EXERCISE AIM
Copy task. Retype the whole listing exactly, omitting any picture in it.

- Opening Delimiter -

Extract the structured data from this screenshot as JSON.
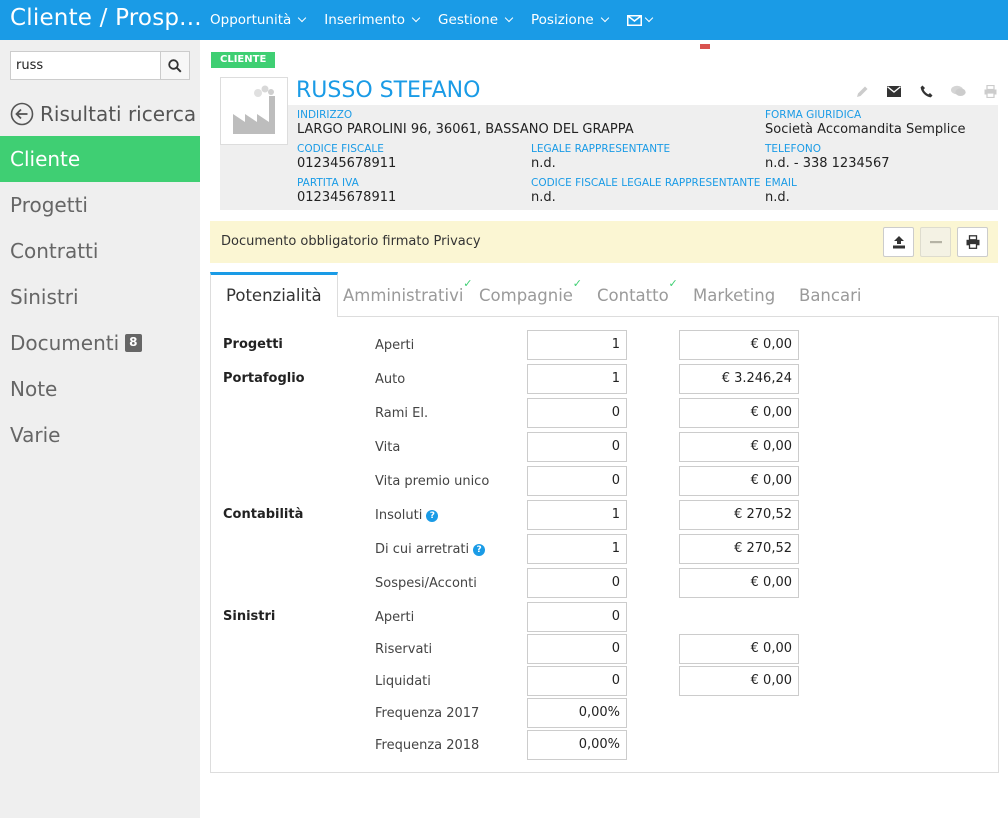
{
  "app": {
    "title": "Cliente / Prosp..."
  },
  "topnav": {
    "items": [
      {
        "label": "Opportunità"
      },
      {
        "label": "Inserimento"
      },
      {
        "label": "Gestione"
      },
      {
        "label": "Posizione"
      }
    ],
    "mail_icon": "envelope-icon"
  },
  "sidebar": {
    "search": {
      "value": "russ",
      "icon": "search-icon"
    },
    "back_label": "Risultati ricerca",
    "items": [
      {
        "label": "Cliente",
        "active": true
      },
      {
        "label": "Progetti"
      },
      {
        "label": "Contratti"
      },
      {
        "label": "Sinistri"
      },
      {
        "label": "Documenti",
        "badge": "8"
      },
      {
        "label": "Note"
      },
      {
        "label": "Varie"
      }
    ]
  },
  "client": {
    "tag": "CLIENTE",
    "name": "RUSSO STEFANO",
    "avatar_icon": "factory-icon",
    "actions": [
      "pencil-icon",
      "envelope-icon",
      "phone-icon",
      "chat-icon",
      "print-icon"
    ],
    "fields": {
      "indirizzo_label": "INDIRIZZO",
      "indirizzo": "LARGO PAROLINI 96, 36061, BASSANO DEL GRAPPA",
      "forma_label": "FORMA GIURIDICA",
      "forma": "Società Accomandita Semplice",
      "cf_label": "CODICE FISCALE",
      "cf": "012345678911",
      "legale_label": "LEGALE RAPPRESENTANTE",
      "legale": "n.d.",
      "tel_label": "TELEFONO",
      "tel": "n.d. - 338 1234567",
      "piva_label": "PARTITA IVA",
      "piva": "012345678911",
      "cf_legale_label": "CODICE FISCALE LEGALE RAPPRESENTANTE",
      "cf_legale": "n.d.",
      "email_label": "EMAIL",
      "email": "n.d."
    }
  },
  "privacy": {
    "text": "Documento obbligatorio firmato Privacy",
    "buttons": [
      "upload-icon",
      "minus-icon",
      "print-icon"
    ]
  },
  "tabs": [
    {
      "label": "Potenzialità",
      "active": true
    },
    {
      "label": "Amministrativi",
      "check": true
    },
    {
      "label": "Compagnie",
      "check": true
    },
    {
      "label": "Contatto",
      "check": true
    },
    {
      "label": "Marketing"
    },
    {
      "label": "Bancari"
    }
  ],
  "potenzialita": {
    "groups": {
      "progetti": "Progetti",
      "portafoglio": "Portafoglio",
      "contabilita": "Contabilità",
      "sinistri": "Sinistri"
    },
    "rows": [
      {
        "label": "Aperti",
        "count": "1",
        "amount": "€ 0,00"
      },
      {
        "label": "Auto",
        "count": "1",
        "amount": "€ 3.246,24"
      },
      {
        "label": "Rami El.",
        "count": "0",
        "amount": "€ 0,00"
      },
      {
        "label": "Vita",
        "count": "0",
        "amount": "€ 0,00"
      },
      {
        "label": "Vita premio unico",
        "count": "0",
        "amount": "€ 0,00"
      },
      {
        "label": "Insoluti",
        "count": "1",
        "amount": "€ 270,52",
        "help": "?"
      },
      {
        "label": "Di cui arretrati",
        "count": "1",
        "amount": "€ 270,52",
        "help": "?"
      },
      {
        "label": "Sospesi/Acconti",
        "count": "0",
        "amount": "€ 0,00"
      },
      {
        "label": "Aperti",
        "count": "0"
      },
      {
        "label": "Riservati",
        "count": "0",
        "amount": "€ 0,00"
      },
      {
        "label": "Liquidati",
        "count": "0",
        "amount": "€ 0,00"
      },
      {
        "label": "Frequenza 2017",
        "count": "0,00%"
      },
      {
        "label": "Frequenza 2018",
        "count": "0,00%"
      }
    ]
  }
}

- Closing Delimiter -

EXERCISE RESULT
Extract the structured data from this screenshot as JSON.
{
  "app": {
    "title": "Cliente / Prosp..."
  },
  "topnav": {
    "items": [
      {
        "label": "Opportunità"
      },
      {
        "label": "Inserimento"
      },
      {
        "label": "Gestione"
      },
      {
        "label": "Posizione"
      }
    ],
    "mail_icon": "envelope-icon"
  },
  "sidebar": {
    "search": {
      "value": "russ",
      "icon": "search-icon"
    },
    "back_label": "Risultati ricerca",
    "items": [
      {
        "label": "Cliente",
        "active": true
      },
      {
        "label": "Progetti"
      },
      {
        "label": "Contratti"
      },
      {
        "label": "Sinistri"
      },
      {
        "label": "Documenti",
        "badge": "8"
      },
      {
        "label": "Note"
      },
      {
        "label": "Varie"
      }
    ]
  },
  "client": {
    "tag": "CLIENTE",
    "name": "RUSSO STEFANO",
    "avatar_icon": "factory-icon",
    "actions": [
      "pencil-icon",
      "envelope-icon",
      "phone-icon",
      "chat-icon",
      "print-icon"
    ],
    "fields": {
      "indirizzo_label": "INDIRIZZO",
      "indirizzo": "LARGO PAROLINI 96, 36061, BASSANO DEL GRAPPA",
      "forma_label": "FORMA GIURIDICA",
      "forma": "Società Accomandita Semplice",
      "cf_label": "CODICE FISCALE",
      "cf": "012345678911",
      "legale_label": "LEGALE RAPPRESENTANTE",
      "legale": "n.d.",
      "tel_label": "TELEFONO",
      "tel": "n.d. - 338 1234567",
      "piva_label": "PARTITA IVA",
      "piva": "012345678911",
      "cf_legale_label": "CODICE FISCALE LEGALE RAPPRESENTANTE",
      "cf_legale": "n.d.",
      "email_label": "EMAIL",
      "email": "n.d."
    }
  },
  "privacy": {
    "text": "Documento obbligatorio firmato Privacy",
    "buttons": [
      "upload-icon",
      "minus-icon",
      "print-icon"
    ]
  },
  "tabs": [
    {
      "label": "Potenzialità",
      "active": true
    },
    {
      "label": "Amministrativi",
      "check": true
    },
    {
      "label": "Compagnie",
      "check": true
    },
    {
      "label": "Contatto",
      "check": true
    },
    {
      "label": "Marketing"
    },
    {
      "label": "Bancari"
    }
  ],
  "potenzialita": {
    "groups": {
      "progetti": "Progetti",
      "portafoglio": "Portafoglio",
      "contabilita": "Contabilità",
      "sinistri": "Sinistri"
    },
    "rows": [
      {
        "label": "Aperti",
        "count": "1",
        "amount": "€ 0,00"
      },
      {
        "label": "Auto",
        "count": "1",
        "amount": "€ 3.246,24"
      },
      {
        "label": "Rami El.",
        "count": "0",
        "amount": "€ 0,00"
      },
      {
        "label": "Vita",
        "count": "0",
        "amount": "€ 0,00"
      },
      {
        "label": "Vita premio unico",
        "count": "0",
        "amount": "€ 0,00"
      },
      {
        "label": "Insoluti",
        "count": "1",
        "amount": "€ 270,52",
        "help": "?"
      },
      {
        "label": "Di cui arretrati",
        "count": "1",
        "amount": "€ 270,52",
        "help": "?"
      },
      {
        "label": "Sospesi/Acconti",
        "count": "0",
        "amount": "€ 0,00"
      },
      {
        "label": "Aperti",
        "count": "0"
      },
      {
        "label": "Riservati",
        "count": "0",
        "amount": "€ 0,00"
      },
      {
        "label": "Liquidati",
        "count": "0",
        "amount": "€ 0,00"
      },
      {
        "label": "Frequenza 2017",
        "count": "0,00%"
      },
      {
        "label": "Frequenza 2018",
        "count": "0,00%"
      }
    ]
  }
}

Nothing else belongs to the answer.